Why Make a Keyboard
As documented here and here, I recently made a keyboard. This raises an obvious question; why bother? Instead of doing it yourself, you can easily buy a wide range of keyboards, often for less money and always for less effort. Of course, everyone who makes this odd choice will do so for different reasons, but here are mine.
One factor is that it allows you to get closer to what you want. I was after a split keyboard, and none of the off the shelf options seemed to be exactly what I was after. Add in that I wanted to try out full travel mechanical switches, and it narrows the choices even further.
However, that’s not sufficient justification on its own. The trade-off doesn’t make sense without the other, far more significant, term in the equation: it’s fun. I decided to build a keyboard for the building far more than for the keyboard.
My work is software development, as are many of my hobby projects. This has a lot going for it, but the results are by definition intangible. Moreover, it’s an inherently abstract endeavour. I wanted to try something more concrete, and with an end result I could hold.
I also wanted something a bit out of my comfort zone; while I’m familiar with digital electronics at a logical level, I’d not picked up a soldering iron in well over a decade (and even then I didn’t really know what I was doing). Learning to do this well was (and continues to be; I’m far from finished) a stimulating and rewarding challenge. To my surprise, I found it a very analogue experience, closer to painting than plug-and-play electronics. Perhaps not coincidentally, it’s incredibly absorbing — I found myself losing track of time.

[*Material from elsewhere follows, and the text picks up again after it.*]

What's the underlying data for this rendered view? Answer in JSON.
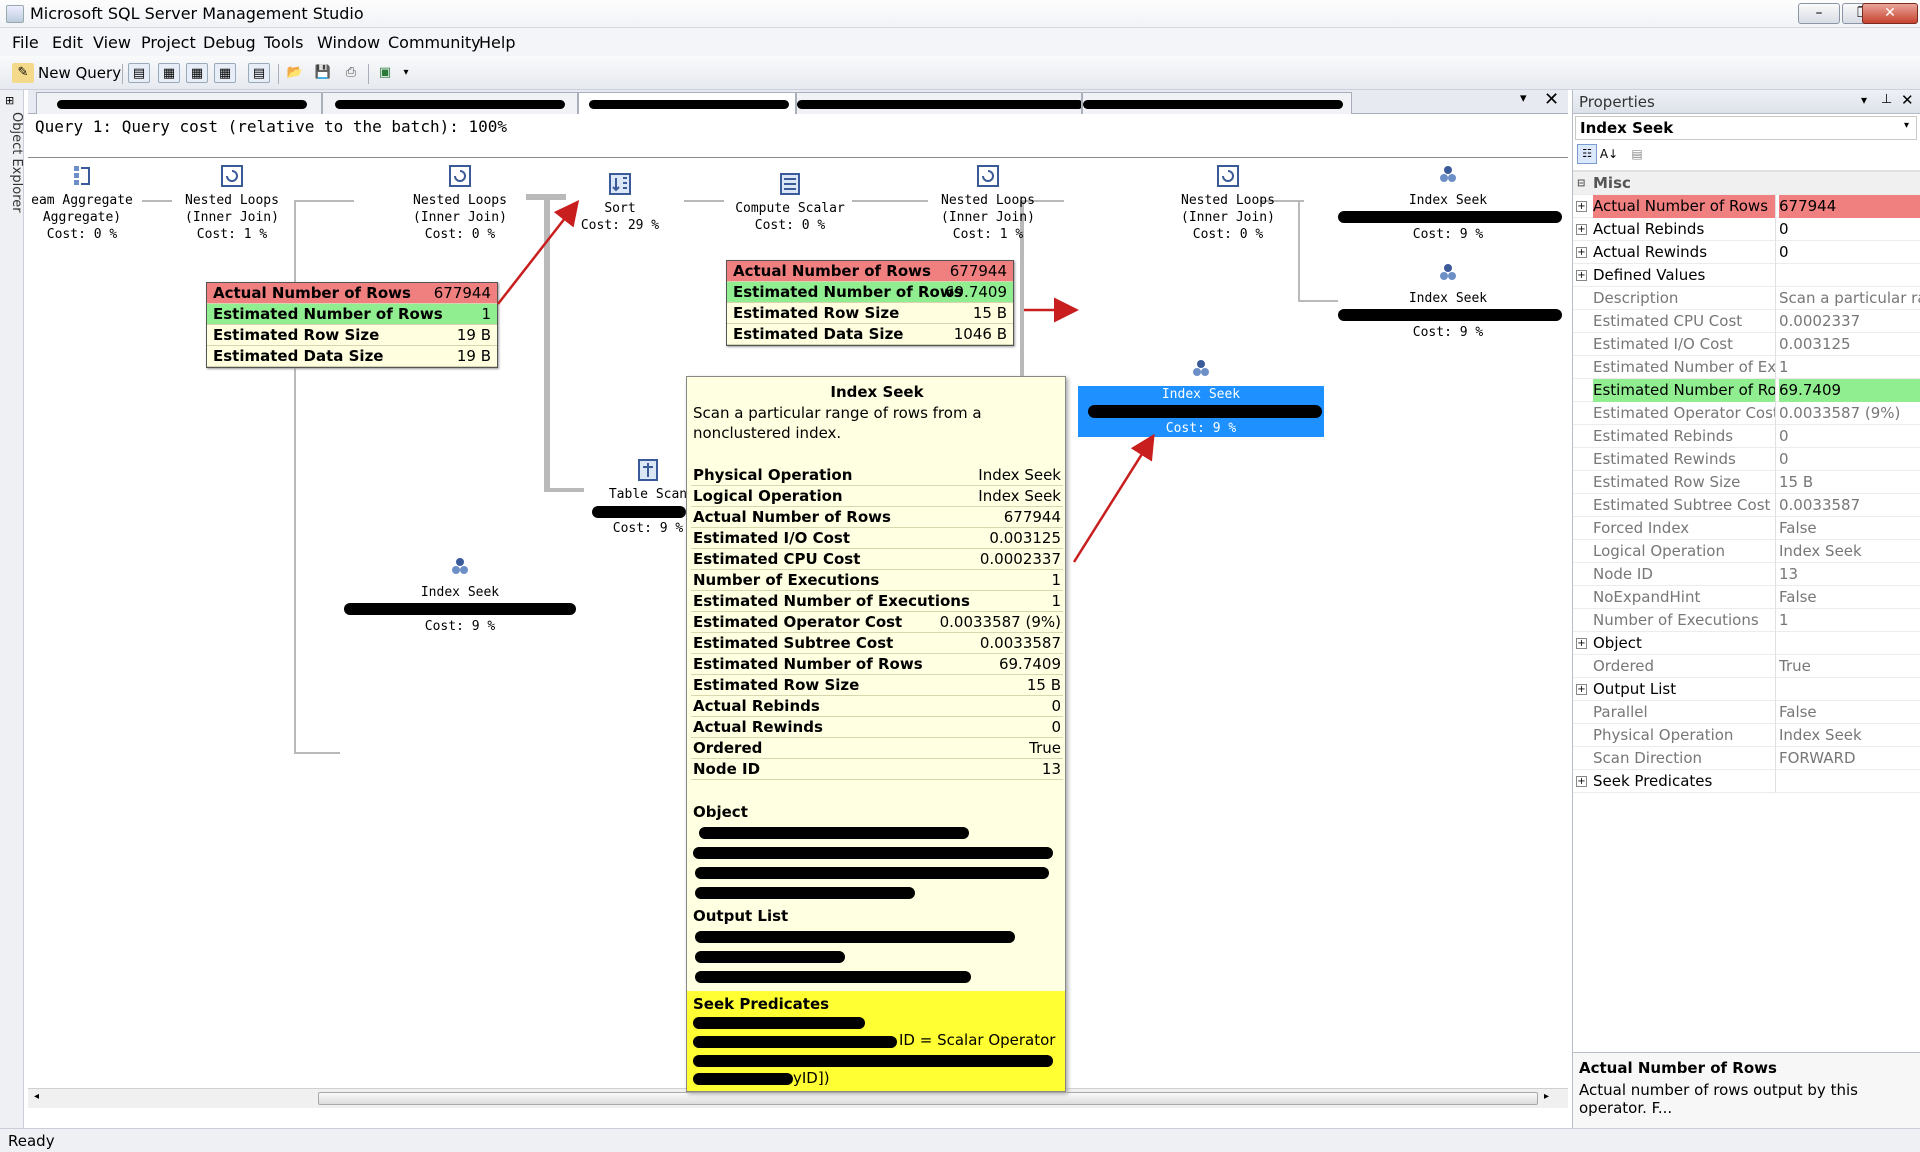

Having finished the build, I’ve moved onto the software — both modifying the firmware, and modifying myself to learn to type on a very different layout. However, I’m already missing the hardware aspects. While reading around the custom keyboard community before starting this, I couldn’t understand how so many people ended up having half a dozen keyboards. Now I get it.